Could you please find each line in the records that contains the word "label" and copy it?

[Element data from apps and pages]
----

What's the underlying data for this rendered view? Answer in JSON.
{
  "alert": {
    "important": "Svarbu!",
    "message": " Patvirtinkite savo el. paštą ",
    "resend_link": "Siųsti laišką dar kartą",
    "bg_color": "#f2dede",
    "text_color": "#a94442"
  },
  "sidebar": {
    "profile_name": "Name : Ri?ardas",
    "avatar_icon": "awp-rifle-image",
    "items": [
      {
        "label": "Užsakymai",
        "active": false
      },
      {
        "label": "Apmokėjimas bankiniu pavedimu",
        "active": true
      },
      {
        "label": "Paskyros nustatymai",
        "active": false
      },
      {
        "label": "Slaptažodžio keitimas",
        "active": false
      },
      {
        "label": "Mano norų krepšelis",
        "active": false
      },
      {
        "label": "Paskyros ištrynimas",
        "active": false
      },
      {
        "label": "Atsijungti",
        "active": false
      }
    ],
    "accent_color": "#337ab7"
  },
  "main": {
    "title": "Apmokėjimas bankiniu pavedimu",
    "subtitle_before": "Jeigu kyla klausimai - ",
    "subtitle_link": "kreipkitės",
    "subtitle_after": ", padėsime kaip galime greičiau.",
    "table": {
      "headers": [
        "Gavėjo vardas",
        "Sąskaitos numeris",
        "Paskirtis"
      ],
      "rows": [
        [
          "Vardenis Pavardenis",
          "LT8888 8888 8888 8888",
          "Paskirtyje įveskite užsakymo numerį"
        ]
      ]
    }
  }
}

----

• _RESPONSE AREA_
        "label": "Užsakymai",
        "label": "Apmokėjimas bankiniu pavedimu",
        "label": "Paskyros nustatymai",
        "label": "Slaptažodžio keitimas",
        "label": "Mano norų krepšelis",
        "label": "Paskyros ištrynimas",
        "label": "Atsijungti",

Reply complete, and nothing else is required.